One thing I've started doing when I dry fire, is to do a few repetitions observing my trigger technique from above. I sit in a chair in front of my work desk, which has about a 1" thick top. I adjust the height of the chair so that I can hold the gun at a sort of "low ready", without getting any additional support from my lap. Then I roll forward until the barrel of the gun is almost touching the edge of the desk. This gives a very precise visual index. Then it's easy to watch what's going on with the gun and my hands as I dry fire. Easy to see if any skew motion is being imparted by my trigger finger, experiment with relative pressure between hands, etc. Kind of a birds-eye view.<?xml:namespace prefix = o ns = "urn:schemas-microsoft-comfficeffice" /><o></o>
After a few reps like that, with as close as possible to zero delta, I do some dry fires from my normal shooting position, with the target at 5-10 yards. The idea is to get the biomechanics dialed in, and then add the visual fixation part.<o></o>
Psychology 101 and how it applies to teaching:
Why do I have the student focus on proper sight alignment and proper trigger press and not go into diagnostic detail on what they're doing wrong?
Because the human brain does not work in "negatives".
If I tell you to picture a gorilla in your mind, what do you get a mental picture of?
If I tell you, do NOT picture a gorilla in your mind, what do you get a mental picture of?
It's the same thing with instructing.
If I tell a student "Don't jerk the trigger." The mental picture the student gets is... jerking the trigger.
The human brain is also geared to use visualization as a learning technique.
Now, the student is visualizing (learning) to jerk the the trigger, because you the instructor were telling him to "NOT jerk the trigger", but the brain does not compute the "not".

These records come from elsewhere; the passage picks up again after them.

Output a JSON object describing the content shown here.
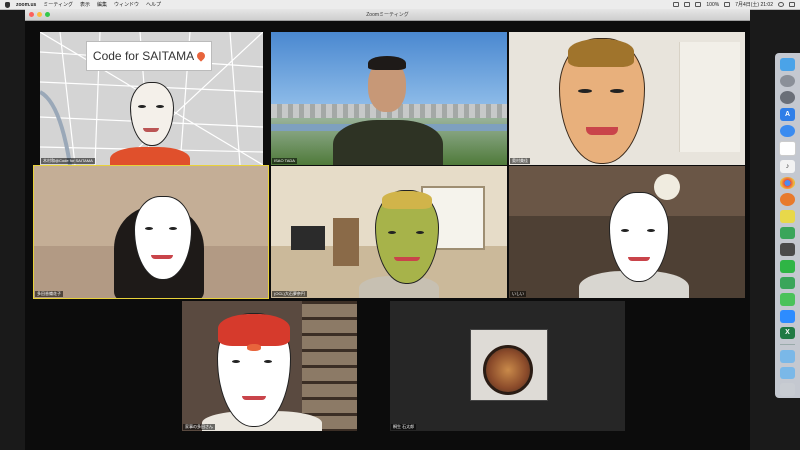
{
  "menubar": {
    "app_name": "zoom.us",
    "items": [
      "ミーティング",
      "表示",
      "編集",
      "ウィンドウ",
      "ヘルプ"
    ],
    "battery": "100%",
    "clock": "7月4日(土) 21:02"
  },
  "window": {
    "title": "Zoomミーティング"
  },
  "participants": [
    {
      "name": "木村和@Code for SAITAMA",
      "logo_text": "Code for SAITAMA"
    },
    {
      "name": "ISAO TADA"
    },
    {
      "name": "奥村美佳"
    },
    {
      "name": "多田香織花子"
    },
    {
      "name": "(OCL)大石夢奈円"
    },
    {
      "name": "いしい"
    },
    {
      "name": "家事の多田さん"
    },
    {
      "name": "桐生 石太郎"
    }
  ],
  "colors": {
    "active_speaker_border": "#e8d23a",
    "window_bg": "#0c0c0c"
  },
  "dock_icons": [
    "finder-icon",
    "launchpad-icon",
    "rocket-icon",
    "app-store-icon",
    "messenger-icon",
    "calendar-icon",
    "music-icon",
    "chrome-icon",
    "firefox-icon",
    "notes-icon",
    "evernote-icon",
    "calculator-icon",
    "line-icon",
    "spreadsheet-icon",
    "facetime-icon",
    "zoom-icon",
    "excel-icon",
    "folder-icon",
    "folder2-icon",
    "trash-icon"
  ]
}
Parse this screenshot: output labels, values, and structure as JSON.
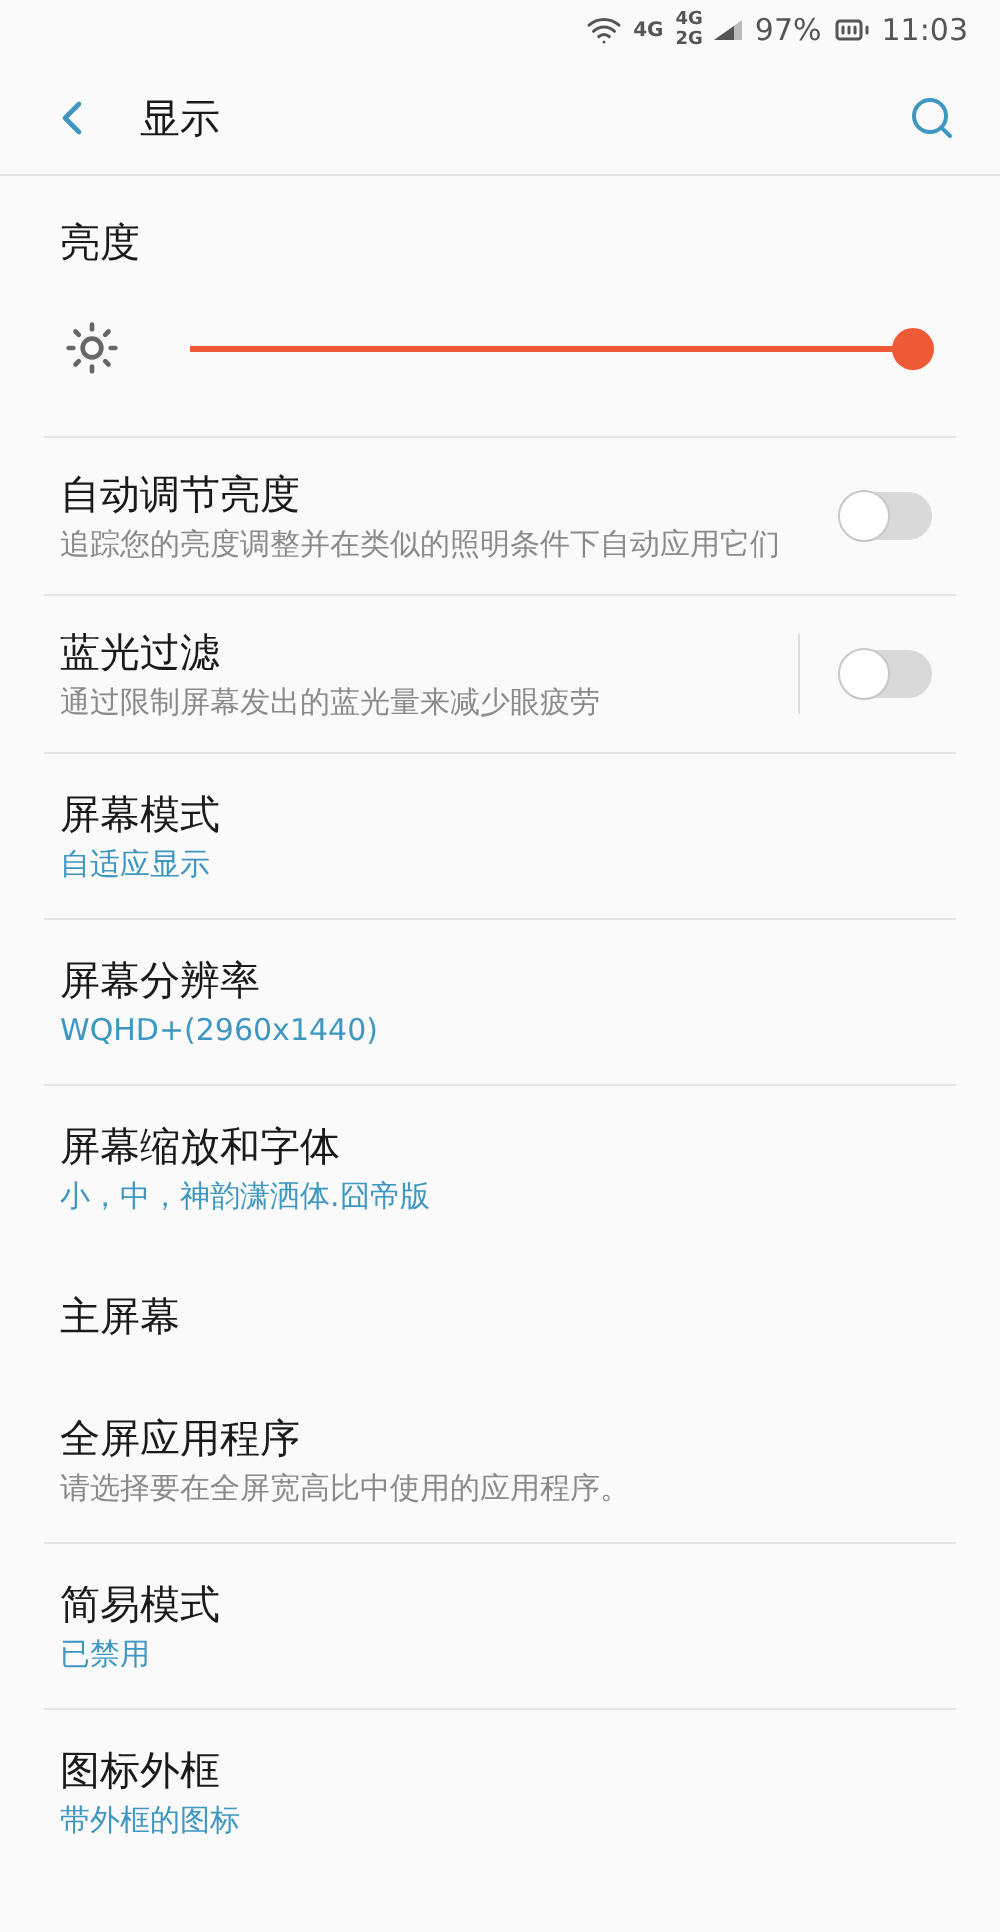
{
  "status_bar": {
    "network_1": "4G",
    "network_2_top": "4G",
    "network_2_bottom": "2G",
    "battery": "97%",
    "time": "11:03"
  },
  "header": {
    "title": "显示"
  },
  "items": [
    {
      "kind": "heading",
      "title": "亮度"
    },
    {
      "kind": "slider",
      "level": 1.0
    },
    {
      "kind": "switch",
      "title": "自动调节亮度",
      "description": "追踪您的亮度调整并在类似的照明条件下自动应用它们",
      "on": false,
      "separator": false
    },
    {
      "kind": "switch",
      "title": "蓝光过滤",
      "description": "通过限制屏幕发出的蓝光量来减少眼疲劳",
      "on": false,
      "separator": true
    },
    {
      "kind": "link",
      "title": "屏幕模式",
      "value": "自适应显示"
    },
    {
      "kind": "link",
      "title": "屏幕分辨率",
      "value": "WQHD+(2960x1440)"
    },
    {
      "kind": "link",
      "title": "屏幕缩放和字体",
      "value": "小，中，神韵潇洒体.囧帝版"
    },
    {
      "kind": "heading",
      "title": "主屏幕"
    },
    {
      "kind": "text",
      "title": "全屏应用程序",
      "description": "请选择要在全屏宽高比中使用的应用程序。"
    },
    {
      "kind": "link",
      "title": "简易模式",
      "value": "已禁用"
    },
    {
      "kind": "link",
      "title": "图标外框",
      "value": "带外框的图标"
    }
  ]
}
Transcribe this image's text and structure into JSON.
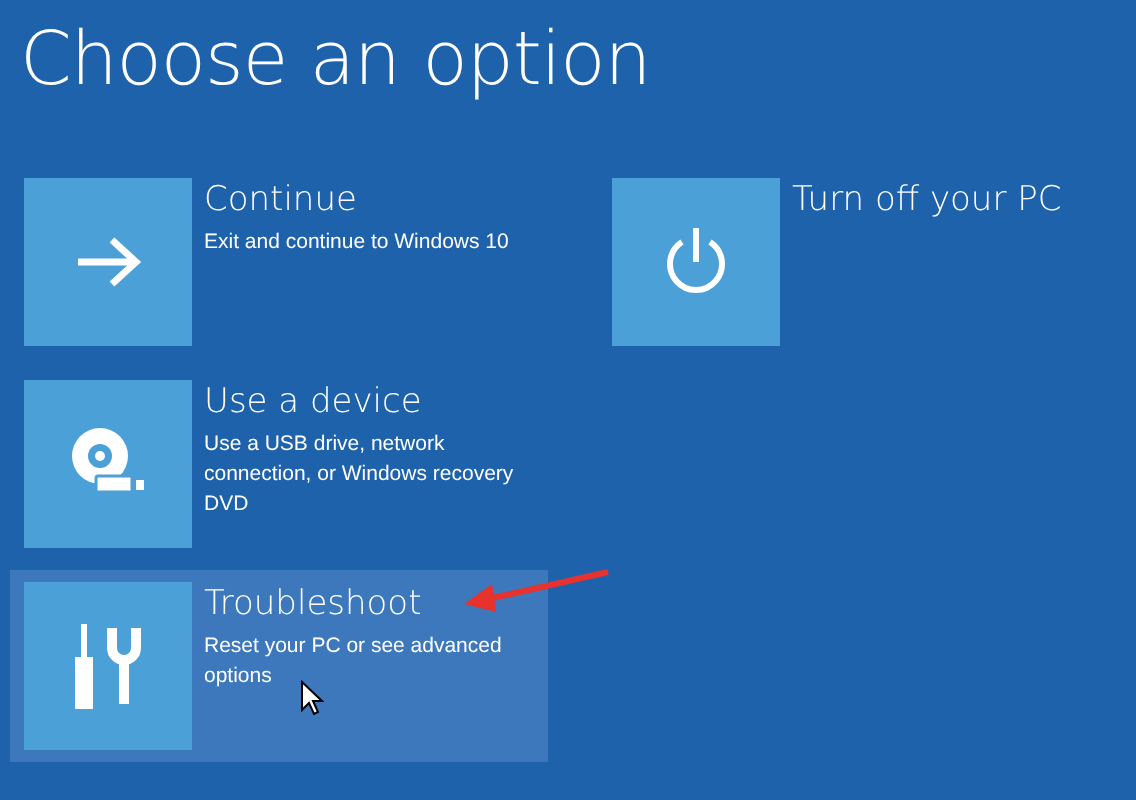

To be an effective instructor you need to know the psychology of learning, not just the mechanics of the subject.